September 1, 2010
While the ACLU has long worked in defense of lesbian and gay equality, the organization first formally endorsed the principles of gay rights in 1966, and a few years later created the Sexual Privacy Project to fight discrimination based on sexual orientation. In 1986, the ACLU established the Lesbian and Gay Rights Project, which has since become a major force in the ongoing battle for equality.
In the words of founding director Nan Hunter, June 1986 was 'a hell of a month to start a gay rights project.' Within 30 days of its formation, the Supreme Court had ruled in Bowers v. Hardwick that Georgia's sodomy law criminalizing consensual sex was constitutional when applied to same-sex relationships. The ruling was a devastating blow to the burgeoning gay rights movement. But advocates understood that forging a path to equality would involve many setbacks alongside cherished victories. They were in it for the long haul.

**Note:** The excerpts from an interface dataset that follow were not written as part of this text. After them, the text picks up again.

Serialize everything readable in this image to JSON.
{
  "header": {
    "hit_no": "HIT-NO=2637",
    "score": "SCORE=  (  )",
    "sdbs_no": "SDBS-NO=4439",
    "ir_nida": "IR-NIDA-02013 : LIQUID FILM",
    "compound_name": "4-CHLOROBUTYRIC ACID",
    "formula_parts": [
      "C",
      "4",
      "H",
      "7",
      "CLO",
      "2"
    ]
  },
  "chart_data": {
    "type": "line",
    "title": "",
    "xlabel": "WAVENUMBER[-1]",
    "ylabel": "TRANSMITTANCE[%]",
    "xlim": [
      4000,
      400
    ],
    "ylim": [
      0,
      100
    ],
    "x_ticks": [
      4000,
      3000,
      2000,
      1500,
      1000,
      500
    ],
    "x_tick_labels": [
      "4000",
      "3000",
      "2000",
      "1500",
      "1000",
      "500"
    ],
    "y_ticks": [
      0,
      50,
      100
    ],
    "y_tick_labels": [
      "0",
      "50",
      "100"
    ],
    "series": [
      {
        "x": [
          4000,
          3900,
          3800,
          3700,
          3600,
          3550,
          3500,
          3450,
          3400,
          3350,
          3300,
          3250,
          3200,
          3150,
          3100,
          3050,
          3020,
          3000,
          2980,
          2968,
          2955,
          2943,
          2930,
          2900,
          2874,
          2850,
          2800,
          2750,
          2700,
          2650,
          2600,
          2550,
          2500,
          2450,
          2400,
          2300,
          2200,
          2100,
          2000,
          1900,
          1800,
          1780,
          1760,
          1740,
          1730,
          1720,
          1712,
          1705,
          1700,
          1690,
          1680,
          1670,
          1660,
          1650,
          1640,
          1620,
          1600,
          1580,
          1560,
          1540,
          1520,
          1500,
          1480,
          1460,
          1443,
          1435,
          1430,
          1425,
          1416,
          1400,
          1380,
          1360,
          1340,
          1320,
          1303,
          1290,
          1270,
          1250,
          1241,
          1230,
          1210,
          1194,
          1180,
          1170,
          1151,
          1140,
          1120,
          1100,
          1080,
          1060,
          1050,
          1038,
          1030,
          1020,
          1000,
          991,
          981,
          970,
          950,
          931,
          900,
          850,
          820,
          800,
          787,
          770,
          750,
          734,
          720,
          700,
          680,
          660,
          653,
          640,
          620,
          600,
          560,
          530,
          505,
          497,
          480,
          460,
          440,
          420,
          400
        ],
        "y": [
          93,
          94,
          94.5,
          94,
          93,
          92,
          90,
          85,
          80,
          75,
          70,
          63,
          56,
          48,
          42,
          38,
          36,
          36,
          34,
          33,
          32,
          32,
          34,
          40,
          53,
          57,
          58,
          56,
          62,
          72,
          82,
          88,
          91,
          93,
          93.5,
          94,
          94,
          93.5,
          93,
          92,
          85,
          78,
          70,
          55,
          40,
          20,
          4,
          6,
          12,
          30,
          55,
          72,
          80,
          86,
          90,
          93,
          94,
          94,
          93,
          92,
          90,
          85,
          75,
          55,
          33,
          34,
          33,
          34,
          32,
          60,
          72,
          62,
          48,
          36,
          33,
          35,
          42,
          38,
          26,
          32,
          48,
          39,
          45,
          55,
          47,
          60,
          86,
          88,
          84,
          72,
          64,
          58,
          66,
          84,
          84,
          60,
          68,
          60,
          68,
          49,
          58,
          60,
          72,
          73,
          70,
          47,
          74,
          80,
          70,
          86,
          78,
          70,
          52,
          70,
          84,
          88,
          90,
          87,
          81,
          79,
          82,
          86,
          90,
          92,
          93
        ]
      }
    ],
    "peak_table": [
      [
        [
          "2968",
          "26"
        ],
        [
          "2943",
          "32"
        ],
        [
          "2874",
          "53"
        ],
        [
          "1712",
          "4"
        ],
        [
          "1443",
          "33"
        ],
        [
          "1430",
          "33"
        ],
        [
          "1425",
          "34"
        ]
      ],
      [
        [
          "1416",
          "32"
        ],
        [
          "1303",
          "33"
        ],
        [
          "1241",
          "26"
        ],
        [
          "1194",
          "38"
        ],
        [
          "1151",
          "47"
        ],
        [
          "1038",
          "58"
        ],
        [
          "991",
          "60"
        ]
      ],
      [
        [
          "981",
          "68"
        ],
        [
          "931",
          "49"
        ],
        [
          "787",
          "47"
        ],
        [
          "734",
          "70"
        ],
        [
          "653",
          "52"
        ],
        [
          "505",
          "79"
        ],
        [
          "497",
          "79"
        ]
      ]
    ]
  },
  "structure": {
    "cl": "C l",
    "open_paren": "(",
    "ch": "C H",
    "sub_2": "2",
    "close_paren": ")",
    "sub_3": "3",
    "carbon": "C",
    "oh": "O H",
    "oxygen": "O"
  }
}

For the next decade, the ACLU and its allies put increasing emphasis on passing laws against sexual orientation discrimination. Starting in the late 1980s, the other side fought back with constitutional amendments which took away the power of state legislatures and city councils to pass civil rights laws. The point was not to defeat proposed discrimination laws, but to prevent them from ever being taken up. They succeeded in Colorado with Amendment 2, which would have prevented lesbians and gay men from being protected by the state's civil rights laws. When the Supreme Court struck it down in 1996 as a violation of the 14th Amendment's guarantee of equal protection under the law, the movement had its first major Supreme Court win in Romer v. Evans (a joint ACLU/Lambda Legal case). The success of the ACLU and its coalition partners in litigating this case largely put an end to nationwide efforts to pass such measures.